╔══
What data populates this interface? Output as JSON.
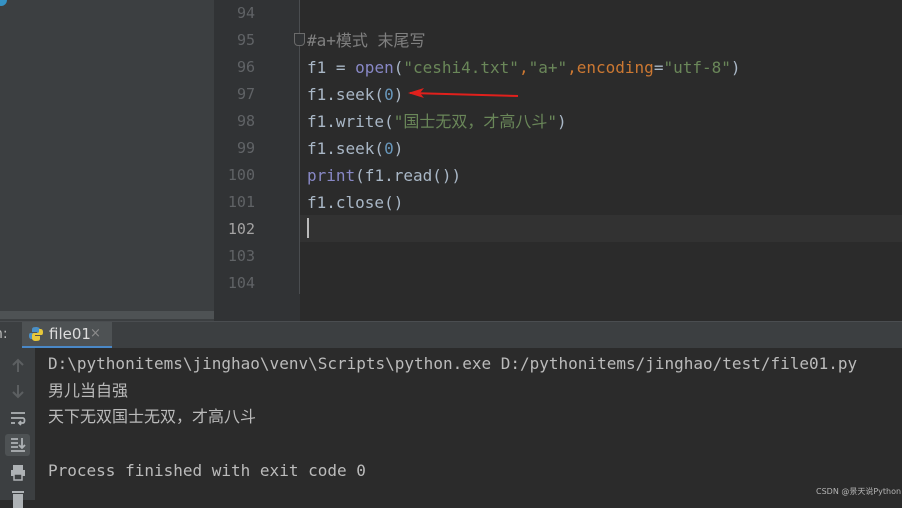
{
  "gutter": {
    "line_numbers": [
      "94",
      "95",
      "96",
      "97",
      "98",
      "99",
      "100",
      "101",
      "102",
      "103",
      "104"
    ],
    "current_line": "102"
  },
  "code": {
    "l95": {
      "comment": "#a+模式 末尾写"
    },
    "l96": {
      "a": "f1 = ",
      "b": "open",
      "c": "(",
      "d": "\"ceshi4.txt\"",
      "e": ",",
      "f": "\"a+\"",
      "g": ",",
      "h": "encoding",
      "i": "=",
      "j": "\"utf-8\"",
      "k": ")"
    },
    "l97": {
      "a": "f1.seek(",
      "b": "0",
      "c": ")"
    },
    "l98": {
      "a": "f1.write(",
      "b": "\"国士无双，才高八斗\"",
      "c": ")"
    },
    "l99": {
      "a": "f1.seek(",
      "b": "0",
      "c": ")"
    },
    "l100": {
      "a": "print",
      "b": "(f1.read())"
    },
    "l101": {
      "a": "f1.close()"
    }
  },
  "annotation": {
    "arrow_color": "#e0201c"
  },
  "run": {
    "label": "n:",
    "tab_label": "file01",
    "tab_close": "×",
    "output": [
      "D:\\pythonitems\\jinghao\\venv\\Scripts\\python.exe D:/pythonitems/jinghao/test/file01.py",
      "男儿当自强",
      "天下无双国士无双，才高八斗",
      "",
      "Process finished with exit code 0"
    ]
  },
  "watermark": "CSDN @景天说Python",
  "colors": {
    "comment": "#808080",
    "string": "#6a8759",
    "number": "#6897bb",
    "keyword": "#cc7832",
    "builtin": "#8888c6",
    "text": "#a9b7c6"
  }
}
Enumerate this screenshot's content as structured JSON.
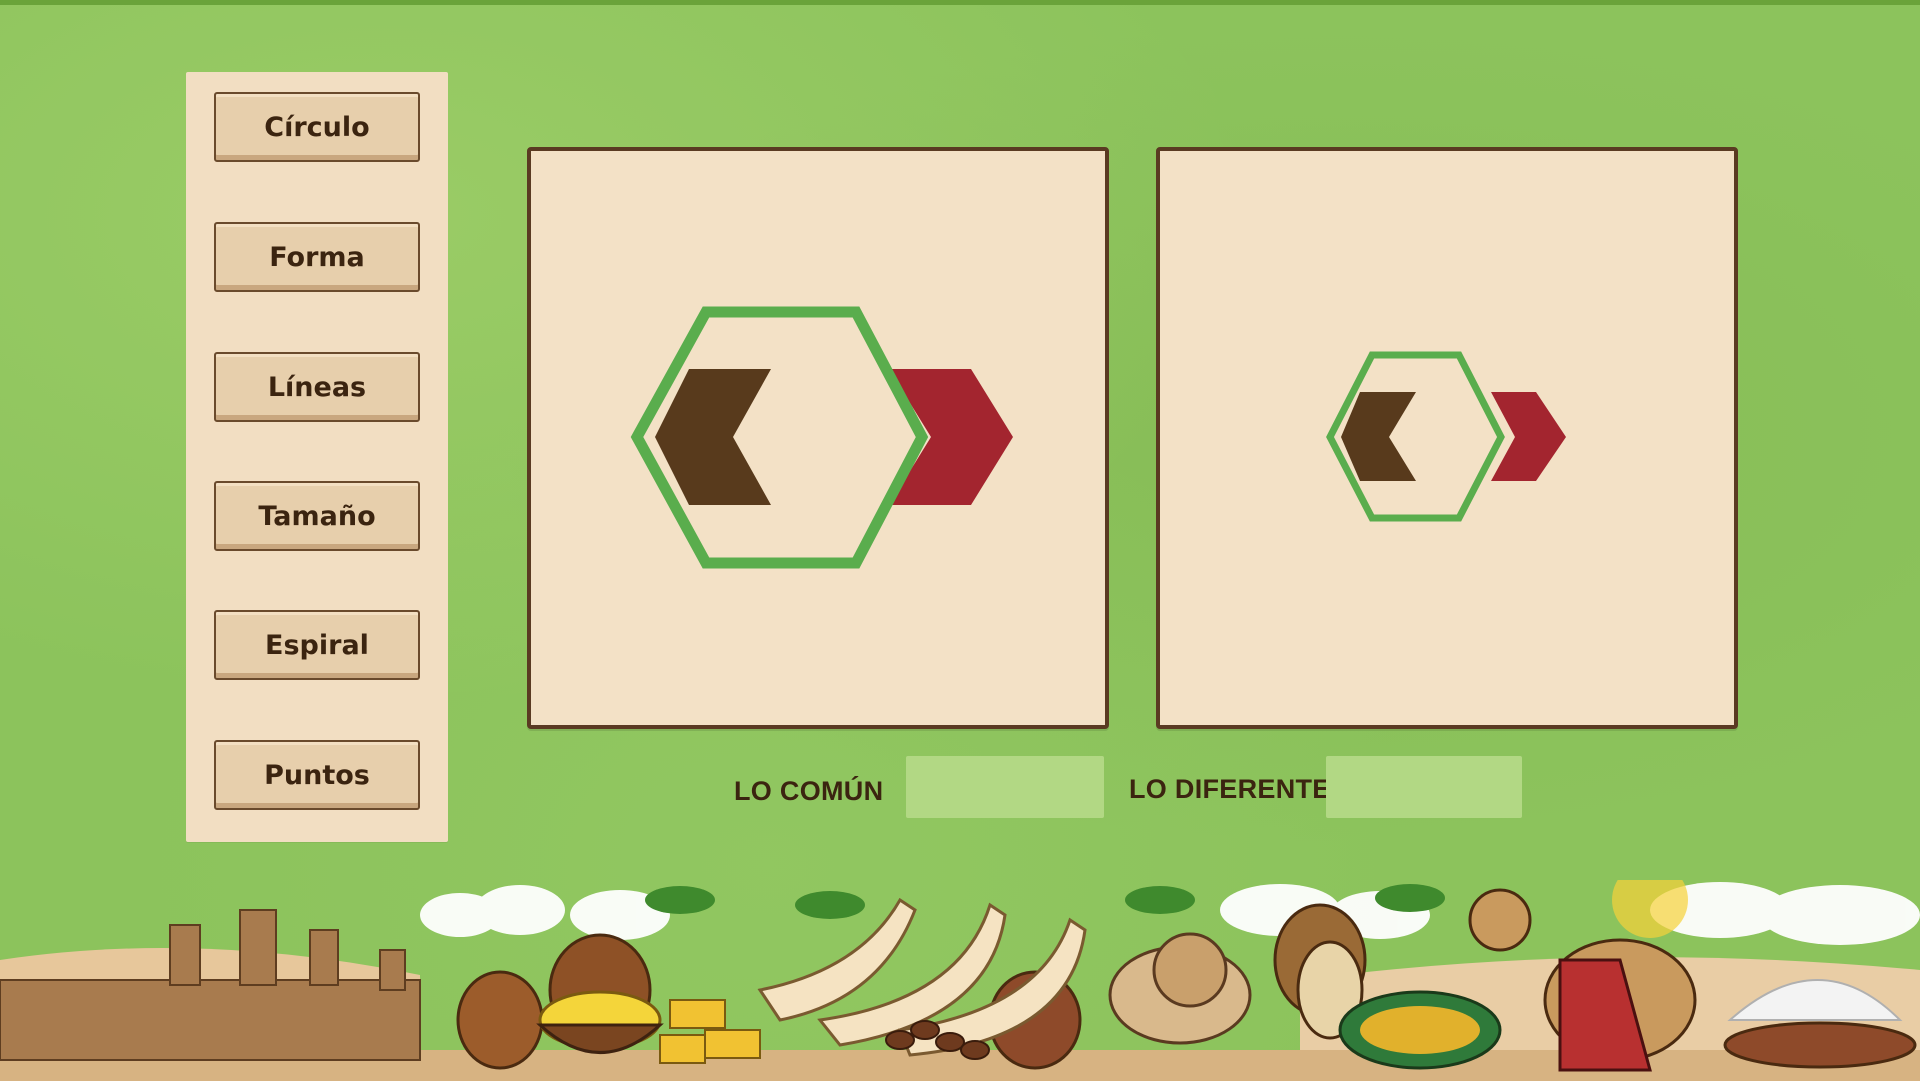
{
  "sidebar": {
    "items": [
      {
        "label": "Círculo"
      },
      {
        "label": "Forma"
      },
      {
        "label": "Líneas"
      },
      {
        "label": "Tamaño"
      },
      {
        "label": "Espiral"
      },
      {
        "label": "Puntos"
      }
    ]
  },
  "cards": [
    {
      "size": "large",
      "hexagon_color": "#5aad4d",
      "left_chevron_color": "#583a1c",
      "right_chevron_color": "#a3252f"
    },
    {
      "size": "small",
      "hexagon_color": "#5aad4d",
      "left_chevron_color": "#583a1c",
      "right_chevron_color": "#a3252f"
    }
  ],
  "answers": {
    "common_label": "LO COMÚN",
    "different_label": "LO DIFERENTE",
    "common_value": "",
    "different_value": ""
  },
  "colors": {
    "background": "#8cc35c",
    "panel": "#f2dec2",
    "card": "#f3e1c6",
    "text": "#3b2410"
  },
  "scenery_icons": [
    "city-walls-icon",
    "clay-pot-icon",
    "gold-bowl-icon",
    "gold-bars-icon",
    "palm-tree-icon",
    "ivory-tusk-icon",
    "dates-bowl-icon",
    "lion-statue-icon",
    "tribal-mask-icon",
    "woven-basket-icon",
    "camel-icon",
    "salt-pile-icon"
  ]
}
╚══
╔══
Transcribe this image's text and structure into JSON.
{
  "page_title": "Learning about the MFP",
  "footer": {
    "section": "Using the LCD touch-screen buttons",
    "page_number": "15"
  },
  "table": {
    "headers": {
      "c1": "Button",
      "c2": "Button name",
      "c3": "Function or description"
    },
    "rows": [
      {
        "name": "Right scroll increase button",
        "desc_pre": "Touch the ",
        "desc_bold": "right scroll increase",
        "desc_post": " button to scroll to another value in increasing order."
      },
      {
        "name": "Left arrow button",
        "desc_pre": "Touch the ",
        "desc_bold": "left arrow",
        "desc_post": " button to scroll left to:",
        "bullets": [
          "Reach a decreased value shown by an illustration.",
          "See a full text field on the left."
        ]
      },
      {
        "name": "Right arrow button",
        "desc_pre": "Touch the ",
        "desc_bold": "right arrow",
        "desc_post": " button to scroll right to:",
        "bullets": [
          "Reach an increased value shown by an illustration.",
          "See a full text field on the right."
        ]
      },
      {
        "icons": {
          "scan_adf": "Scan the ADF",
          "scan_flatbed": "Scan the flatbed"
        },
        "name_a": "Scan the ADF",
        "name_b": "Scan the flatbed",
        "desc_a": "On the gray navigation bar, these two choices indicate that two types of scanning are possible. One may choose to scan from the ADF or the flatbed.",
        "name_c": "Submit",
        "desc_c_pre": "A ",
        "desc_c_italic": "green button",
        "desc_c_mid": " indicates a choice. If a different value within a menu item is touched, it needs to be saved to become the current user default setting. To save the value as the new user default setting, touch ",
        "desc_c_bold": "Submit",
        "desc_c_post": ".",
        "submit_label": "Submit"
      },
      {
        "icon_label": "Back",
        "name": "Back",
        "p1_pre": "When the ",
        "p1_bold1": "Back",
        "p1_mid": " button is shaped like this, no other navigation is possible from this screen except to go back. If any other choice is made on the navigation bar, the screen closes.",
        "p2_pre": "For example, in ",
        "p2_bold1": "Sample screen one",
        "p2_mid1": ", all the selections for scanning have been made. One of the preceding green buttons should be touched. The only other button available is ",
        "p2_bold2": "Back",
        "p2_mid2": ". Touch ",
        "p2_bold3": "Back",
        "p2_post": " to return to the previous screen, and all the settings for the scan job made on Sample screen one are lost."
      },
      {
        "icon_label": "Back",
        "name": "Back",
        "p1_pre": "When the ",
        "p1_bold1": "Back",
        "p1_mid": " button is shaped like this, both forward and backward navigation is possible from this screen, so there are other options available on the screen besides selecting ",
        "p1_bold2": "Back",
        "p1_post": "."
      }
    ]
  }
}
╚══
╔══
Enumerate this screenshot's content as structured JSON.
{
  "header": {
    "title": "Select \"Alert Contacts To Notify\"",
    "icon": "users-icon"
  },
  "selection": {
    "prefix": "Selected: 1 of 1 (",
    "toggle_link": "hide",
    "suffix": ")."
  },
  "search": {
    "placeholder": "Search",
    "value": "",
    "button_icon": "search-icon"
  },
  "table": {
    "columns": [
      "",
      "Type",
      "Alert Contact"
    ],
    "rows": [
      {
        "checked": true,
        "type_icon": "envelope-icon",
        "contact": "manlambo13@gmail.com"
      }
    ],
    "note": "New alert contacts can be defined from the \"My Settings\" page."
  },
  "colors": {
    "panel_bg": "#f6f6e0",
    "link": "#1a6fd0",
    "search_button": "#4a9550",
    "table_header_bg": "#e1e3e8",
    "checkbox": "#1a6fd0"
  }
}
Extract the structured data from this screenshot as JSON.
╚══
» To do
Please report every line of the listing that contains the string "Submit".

» Solution for this problem
        "name_c": "Submit",
        "desc_c_bold": "Submit",
        "submit_label": "Submit"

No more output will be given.